Available data:
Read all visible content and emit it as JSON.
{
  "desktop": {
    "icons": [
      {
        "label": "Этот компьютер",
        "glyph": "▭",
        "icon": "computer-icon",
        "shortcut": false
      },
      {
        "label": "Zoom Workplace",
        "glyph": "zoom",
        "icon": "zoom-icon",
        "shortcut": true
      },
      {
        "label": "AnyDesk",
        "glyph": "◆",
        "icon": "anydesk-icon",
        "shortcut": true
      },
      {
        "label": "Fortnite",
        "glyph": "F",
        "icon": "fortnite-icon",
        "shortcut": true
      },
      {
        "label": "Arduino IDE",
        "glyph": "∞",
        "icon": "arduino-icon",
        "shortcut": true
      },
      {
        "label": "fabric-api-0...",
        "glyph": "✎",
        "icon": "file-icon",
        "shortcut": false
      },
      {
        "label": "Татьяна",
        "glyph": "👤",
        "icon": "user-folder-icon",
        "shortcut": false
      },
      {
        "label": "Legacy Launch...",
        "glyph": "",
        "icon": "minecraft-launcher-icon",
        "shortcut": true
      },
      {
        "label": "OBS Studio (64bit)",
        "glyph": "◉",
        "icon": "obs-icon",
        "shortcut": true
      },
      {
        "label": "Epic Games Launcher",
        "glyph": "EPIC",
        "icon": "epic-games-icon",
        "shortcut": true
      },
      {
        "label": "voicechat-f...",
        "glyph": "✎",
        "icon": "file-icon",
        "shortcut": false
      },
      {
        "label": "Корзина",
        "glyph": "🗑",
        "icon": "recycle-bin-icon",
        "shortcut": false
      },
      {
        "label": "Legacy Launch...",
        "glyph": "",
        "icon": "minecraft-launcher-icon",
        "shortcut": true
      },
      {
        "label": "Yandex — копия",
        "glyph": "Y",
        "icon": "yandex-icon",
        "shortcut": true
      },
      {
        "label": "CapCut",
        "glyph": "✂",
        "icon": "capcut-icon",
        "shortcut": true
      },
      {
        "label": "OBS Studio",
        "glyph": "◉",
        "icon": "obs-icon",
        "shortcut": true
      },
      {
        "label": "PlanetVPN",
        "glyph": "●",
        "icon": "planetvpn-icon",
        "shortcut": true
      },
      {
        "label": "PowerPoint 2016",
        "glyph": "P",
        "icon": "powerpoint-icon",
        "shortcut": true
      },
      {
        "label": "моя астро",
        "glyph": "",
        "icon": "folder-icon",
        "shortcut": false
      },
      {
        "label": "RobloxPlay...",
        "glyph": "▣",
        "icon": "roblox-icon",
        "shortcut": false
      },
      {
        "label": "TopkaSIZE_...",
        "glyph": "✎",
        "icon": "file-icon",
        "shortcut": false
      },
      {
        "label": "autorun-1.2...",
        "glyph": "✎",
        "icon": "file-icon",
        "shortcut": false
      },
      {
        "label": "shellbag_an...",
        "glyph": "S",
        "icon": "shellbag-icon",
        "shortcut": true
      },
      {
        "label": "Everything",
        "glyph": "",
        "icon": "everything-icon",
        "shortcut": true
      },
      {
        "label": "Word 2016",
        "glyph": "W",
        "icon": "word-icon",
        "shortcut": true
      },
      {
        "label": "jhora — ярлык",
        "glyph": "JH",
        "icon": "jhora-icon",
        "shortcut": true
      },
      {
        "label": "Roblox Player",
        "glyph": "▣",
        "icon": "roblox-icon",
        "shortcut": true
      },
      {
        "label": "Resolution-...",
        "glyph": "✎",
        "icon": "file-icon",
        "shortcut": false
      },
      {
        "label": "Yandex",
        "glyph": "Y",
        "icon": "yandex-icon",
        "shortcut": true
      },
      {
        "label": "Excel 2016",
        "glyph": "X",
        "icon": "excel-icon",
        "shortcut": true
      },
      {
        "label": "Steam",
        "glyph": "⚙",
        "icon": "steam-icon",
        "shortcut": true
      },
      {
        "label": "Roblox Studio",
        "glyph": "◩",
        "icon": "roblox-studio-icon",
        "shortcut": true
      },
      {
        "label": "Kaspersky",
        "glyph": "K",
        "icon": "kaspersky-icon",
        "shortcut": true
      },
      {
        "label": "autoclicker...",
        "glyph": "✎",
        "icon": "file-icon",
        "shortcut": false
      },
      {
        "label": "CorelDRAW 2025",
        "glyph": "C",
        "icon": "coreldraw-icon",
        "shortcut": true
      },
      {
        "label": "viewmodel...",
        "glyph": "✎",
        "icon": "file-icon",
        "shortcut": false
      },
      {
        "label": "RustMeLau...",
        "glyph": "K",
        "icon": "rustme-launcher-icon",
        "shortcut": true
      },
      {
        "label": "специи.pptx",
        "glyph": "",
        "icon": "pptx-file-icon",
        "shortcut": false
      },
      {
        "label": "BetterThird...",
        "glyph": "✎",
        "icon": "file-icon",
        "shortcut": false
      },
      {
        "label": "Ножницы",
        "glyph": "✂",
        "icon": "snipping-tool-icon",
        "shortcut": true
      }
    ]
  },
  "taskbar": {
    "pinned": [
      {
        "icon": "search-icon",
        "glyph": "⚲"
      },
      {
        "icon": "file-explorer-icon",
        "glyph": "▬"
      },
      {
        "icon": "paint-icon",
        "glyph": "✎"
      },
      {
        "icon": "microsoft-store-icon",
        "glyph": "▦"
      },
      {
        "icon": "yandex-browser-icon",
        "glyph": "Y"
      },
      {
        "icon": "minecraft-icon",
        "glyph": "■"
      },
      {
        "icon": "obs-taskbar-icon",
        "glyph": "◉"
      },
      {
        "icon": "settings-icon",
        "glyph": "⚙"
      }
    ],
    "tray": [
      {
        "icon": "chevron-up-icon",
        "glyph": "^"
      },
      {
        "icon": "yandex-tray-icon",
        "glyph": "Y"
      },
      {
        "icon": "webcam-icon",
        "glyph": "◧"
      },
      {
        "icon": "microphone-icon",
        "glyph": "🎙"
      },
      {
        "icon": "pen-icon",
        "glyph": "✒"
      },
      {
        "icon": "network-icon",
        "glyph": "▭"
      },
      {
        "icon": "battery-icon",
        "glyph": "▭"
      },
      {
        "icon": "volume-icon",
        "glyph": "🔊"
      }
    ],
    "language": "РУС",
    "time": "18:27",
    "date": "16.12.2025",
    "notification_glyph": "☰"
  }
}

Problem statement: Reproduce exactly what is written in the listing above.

Task solution:
Read all visible content and emit it as JSON.
{
  "desktop": {
    "icons": [
      {
        "label": "Этот компьютер",
        "glyph": "▭",
        "icon": "computer-icon",
        "shortcut": false
      },
      {
        "label": "Zoom Workplace",
        "glyph": "zoom",
        "icon": "zoom-icon",
        "shortcut": true
      },
      {
        "label": "AnyDesk",
        "glyph": "◆",
        "icon": "anydesk-icon",
        "shortcut": true
      },
      {
        "label": "Fortnite",
        "glyph": "F",
        "icon": "fortnite-icon",
        "shortcut": true
      },
      {
        "label": "Arduino IDE",
        "glyph": "∞",
        "icon": "arduino-icon",
        "shortcut": true
      },
      {
        "label": "fabric-api-0...",
        "glyph": "✎",
        "icon": "file-icon",
        "shortcut": false
      },
      {
        "label": "Татьяна",
        "glyph": "👤",
        "icon": "user-folder-icon",
        "shortcut": false
      },
      {
        "label": "Legacy Launch...",
        "glyph": "",
        "icon": "minecraft-launcher-icon",
        "shortcut": true
      },
      {
        "label": "OBS Studio (64bit)",
        "glyph": "◉",
        "icon": "obs-icon",
        "shortcut": true
      },
      {
        "label": "Epic Games Launcher",
        "glyph": "EPIC",
        "icon": "epic-games-icon",
        "shortcut": true
      },
      {
        "label": "voicechat-f...",
        "glyph": "✎",
        "icon": "file-icon",
        "shortcut": false
      },
      {
        "label": "Корзина",
        "glyph": "🗑",
        "icon": "recycle-bin-icon",
        "shortcut": false
      },
      {
        "label": "Legacy Launch...",
        "glyph": "",
        "icon": "minecraft-launcher-icon",
        "shortcut": true
      },
      {
        "label": "Yandex — копия",
        "glyph": "Y",
        "icon": "yandex-icon",
        "shortcut": true
      },
      {
        "label": "CapCut",
        "glyph": "✂",
        "icon": "capcut-icon",
        "shortcut": true
      },
      {
        "label": "OBS Studio",
        "glyph": "◉",
        "icon": "obs-icon",
        "shortcut": true
      },
      {
        "label": "PlanetVPN",
        "glyph": "●",
        "icon": "planetvpn-icon",
        "shortcut": true
      },
      {
        "label": "PowerPoint 2016",
        "glyph": "P",
        "icon": "powerpoint-icon",
        "shortcut": true
      },
      {
        "label": "моя астро",
        "glyph": "",
        "icon": "folder-icon",
        "shortcut": false
      },
      {
        "label": "RobloxPlay...",
        "glyph": "▣",
        "icon": "roblox-icon",
        "shortcut": false
      },
      {
        "label": "TopkaSIZE_...",
        "glyph": "✎",
        "icon": "file-icon",
        "shortcut": false
      },
      {
        "label": "autorun-1.2...",
        "glyph": "✎",
        "icon": "file-icon",
        "shortcut": false
      },
      {
        "label": "shellbag_an...",
        "glyph": "S",
        "icon": "shellbag-icon",
        "shortcut": true
      },
      {
        "label": "Everything",
        "glyph": "",
        "icon": "everything-icon",
        "shortcut": true
      },
      {
        "label": "Word 2016",
        "glyph": "W",
        "icon": "word-icon",
        "shortcut": true
      },
      {
        "label": "jhora — ярлык",
        "glyph": "JH",
        "icon": "jhora-icon",
        "shortcut": true
      },
      {
        "label": "Roblox Player",
        "glyph": "▣",
        "icon": "roblox-icon",
        "shortcut": true
      },
      {
        "label": "Resolution-...",
        "glyph": "✎",
        "icon": "file-icon",
        "shortcut": false
      },
      {
        "label": "Yandex",
        "glyph": "Y",
        "icon": "yandex-icon",
        "shortcut": true
      },
      {
        "label": "Excel 2016",
        "glyph": "X",
        "icon": "excel-icon",
        "shortcut": true
      },
      {
        "label": "Steam",
        "glyph": "⚙",
        "icon": "steam-icon",
        "shortcut": true
      },
      {
        "label": "Roblox Studio",
        "glyph": "◩",
        "icon": "roblox-studio-icon",
        "shortcut": true
      },
      {
        "label": "Kaspersky",
        "glyph": "K",
        "icon": "kaspersky-icon",
        "shortcut": true
      },
      {
        "label": "autoclicker...",
        "glyph": "✎",
        "icon": "file-icon",
        "shortcut": false
      },
      {
        "label": "CorelDRAW 2025",
        "glyph": "C",
        "icon": "coreldraw-icon",
        "shortcut": true
      },
      {
        "label": "viewmodel...",
        "glyph": "✎",
        "icon": "file-icon",
        "shortcut": false
      },
      {
        "label": "RustMeLau...",
        "glyph": "K",
        "icon": "rustme-launcher-icon",
        "shortcut": true
      },
      {
        "label": "специи.pptx",
        "glyph": "",
        "icon": "pptx-file-icon",
        "shortcut": false
      },
      {
        "label": "BetterThird...",
        "glyph": "✎",
        "icon": "file-icon",
        "shortcut": false
      },
      {
        "label": "Ножницы",
        "glyph": "✂",
        "icon": "snipping-tool-icon",
        "shortcut": true
      }
    ]
  },
  "taskbar": {
    "pinned": [
      {
        "icon": "search-icon",
        "glyph": "⚲"
      },
      {
        "icon": "file-explorer-icon",
        "glyph": "▬"
      },
      {
        "icon": "paint-icon",
        "glyph": "✎"
      },
      {
        "icon": "microsoft-store-icon",
        "glyph": "▦"
      },
      {
        "icon": "yandex-browser-icon",
        "glyph": "Y"
      },
      {
        "icon": "minecraft-icon",
        "glyph": "■"
      },
      {
        "icon": "obs-taskbar-icon",
        "glyph": "◉"
      },
      {
        "icon": "settings-icon",
        "glyph": "⚙"
      }
    ],
    "tray": [
      {
        "icon": "chevron-up-icon",
        "glyph": "^"
      },
      {
        "icon": "yandex-tray-icon",
        "glyph": "Y"
      },
      {
        "icon": "webcam-icon",
        "glyph": "◧"
      },
      {
        "icon": "microphone-icon",
        "glyph": "🎙"
      },
      {
        "icon": "pen-icon",
        "glyph": "✒"
      },
      {
        "icon": "network-icon",
        "glyph": "▭"
      },
      {
        "icon": "battery-icon",
        "glyph": "▭"
      },
      {
        "icon": "volume-icon",
        "glyph": "🔊"
      }
    ],
    "language": "РУС",
    "time": "18:27",
    "date": "16.12.2025",
    "notification_glyph": "☰"
  }
}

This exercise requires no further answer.